OK: literary texts on commemorative markers from the National Historical Commission of the Philippines (NHCP) and its predecessors: {{WorkDepicted-PD-PhilippinesGov}}. See also this deletion request.

General copyright term for all architectural and artistic works: Copyright protection expires 50 years after the death of the original or last-surviving author (whether the architect, sculptor, painter, or other artist). On January 1st of the following year (ie. January 1 of the 51st Year), freely licensed images of the author's 3D works such as sculptures, buildings, bridges or monuments are now free and can be uploaded to Wikimedia Commons. The lack of Philippine freedom of panorama is no longer relevant here since the author's works are now copyright free.

See also: Category:Philippine FOP cases.


See also: Commons:Stamps Public domain use {{PD-PhilippineGov}}

Works by the government of the Philippines are not protected by copyright. A prior approval of the government is necessary for exploitation of such works for profit. However, the clause for prior approval is determined to be a non-copyright restriction and can be safely ignored for the purposes of Wikimedia Commons by policy. (See discussion).

Warning sign Warning while Philippine stamps are public domain as works of the Philippine government, one must also take into account the underlying derivative works that may appear in the stamps, such as photographs from non-free sources and copyrighted artworks. Section 176.3 of the copyright law provides that the copyright in a work is not invalidated by its "publication or republication by the government in a public document." See also this April 2020 deletion request and this May 2021 deletion request.

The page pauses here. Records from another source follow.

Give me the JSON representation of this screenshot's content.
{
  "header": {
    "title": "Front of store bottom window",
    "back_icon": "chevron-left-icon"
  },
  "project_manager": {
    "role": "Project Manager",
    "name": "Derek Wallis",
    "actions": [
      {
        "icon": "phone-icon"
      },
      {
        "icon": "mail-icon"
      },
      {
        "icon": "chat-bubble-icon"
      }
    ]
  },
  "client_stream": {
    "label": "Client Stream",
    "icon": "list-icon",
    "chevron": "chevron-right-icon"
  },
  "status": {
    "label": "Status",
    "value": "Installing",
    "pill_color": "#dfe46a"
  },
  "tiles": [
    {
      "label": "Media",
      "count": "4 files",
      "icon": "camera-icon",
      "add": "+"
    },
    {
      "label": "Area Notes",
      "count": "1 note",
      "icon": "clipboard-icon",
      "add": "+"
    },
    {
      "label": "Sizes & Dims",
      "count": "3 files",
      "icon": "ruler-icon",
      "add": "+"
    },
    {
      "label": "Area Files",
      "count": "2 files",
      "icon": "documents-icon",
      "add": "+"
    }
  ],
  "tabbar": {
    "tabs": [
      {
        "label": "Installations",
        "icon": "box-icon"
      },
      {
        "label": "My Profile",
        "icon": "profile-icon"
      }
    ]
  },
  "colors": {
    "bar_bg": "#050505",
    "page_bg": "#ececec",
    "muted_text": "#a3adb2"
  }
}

Threshold of originality

See also: Commons:Threshold of originality

The concept of threshold of originality probably does not exist in the Philippines. It is possible that the sweat of the brow concept applies. In this concept, "a work can be eligible for copyright protection if there is a substantial amount of labor, effort, or investment involved, even if it lacks a significant level of creativity. This standard places emphasis on the effort put into creating the work rather than the level of originality or creativity." (Reference: Commons:Village pump/Copyright/Archive/2023/07#Probable low Philippines TOO)

For this reason, some logos that may be simple for the American jurisprudence may be eligible for copyright in the Philippines. Two examples are logos of Photo Sikwate (2022-00957-G) and of Geomax Solutions and Innovations (2022-01698-G), both of which were afforded copyright registration as proven by the 2022 copyright registry of Intellectual Property Office of the Philippines.

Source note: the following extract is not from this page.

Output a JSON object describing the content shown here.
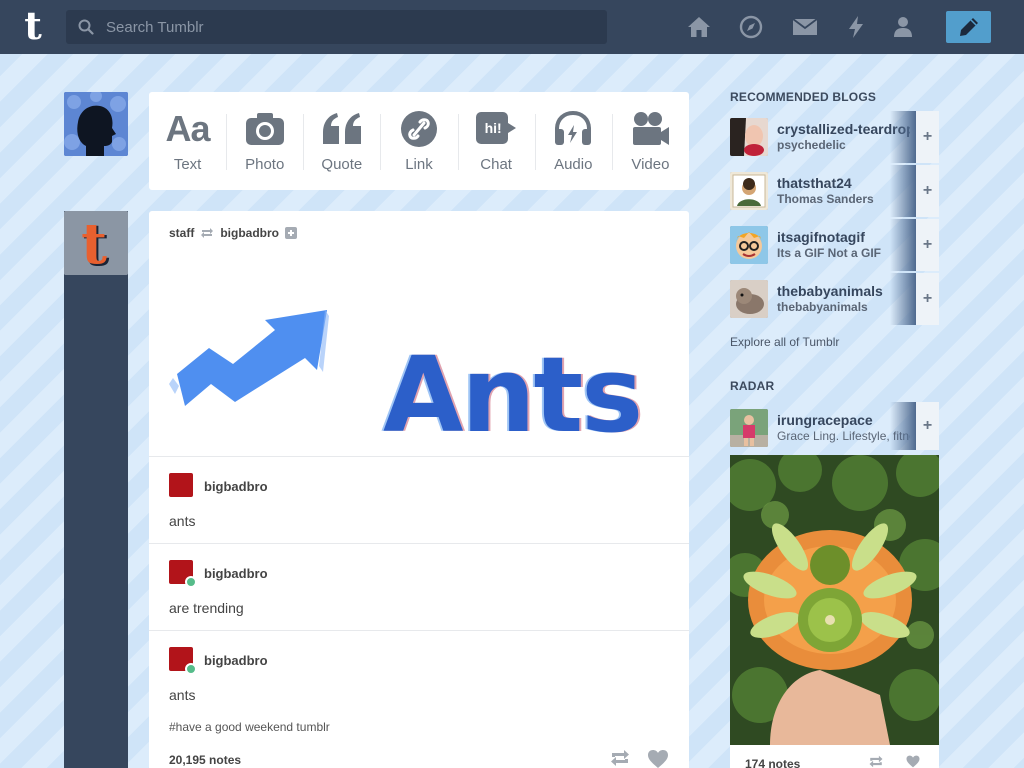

However, in the midst of controversy surrounding the most popular noontime variety show of the Philippines in mid-2023 (refer to w:en:Eat Bulaga!#Copyright infringement case for the background information), Atty. Maggie Garduque who represents the show's producer (TAPE, Inc.) claims the design of the logo of the show "is a trademark and not subject of copyright."[9]

See also


  1. a b Philippines Copyright and Related Rights (Neighboring Rights). WIPO: World Intellectual Property Organization (2018). Retrieved on 2018-11-08.
  2. Intellectual Property Code of the Philippines (Republic Act No. 8293) (2015 Edition). the Philippines (2015). Retrieved on 2018-11-08.
  3. a b Presidential Decree No. 49, s. 1972. Official Gazette of the Republic of the Philippines. Retrieved on 2021-01-28.
  4. a b IPOPHL MEMORANDUM CIRCULAR NO. 021 Series of 2023. Intellectual Property Office of the Philippines. Retrieved on 2021-11-25.
  5. a b c Act No. 3134, (1924-03-06). Retrieved on 2021-01-28.
  6. Rules and Regulations on the Reproduction and/or Use of Legal Tender (excerpts from Circular No. 61 1995). Bangko Sentral ng Pilipinas. Retrieved on 2019-01-28.
  7. Young Filipinos Remember Kobe Thru Street Art. Intellectual Property Office of the Philippines. Retrieved on 2020-12-04.
  8. Ley de 10 de enero de 1879 de propiedad intelectual. Retrieved on 2021-01-28.
  9. Blancaflor, MJ (2023-07-13). TAPE Inc: 'Eat Bulaga' name, logo not subject to copyright. Metro News Central. Retrieved on 2023-07-21.
Caution: The above description may be inaccurate, incomplete and/or out of date, so must be treated with caution. Before you upload a file to Wikimedia Commons you should ensure it may be used freely. See also: Commons:General disclaimer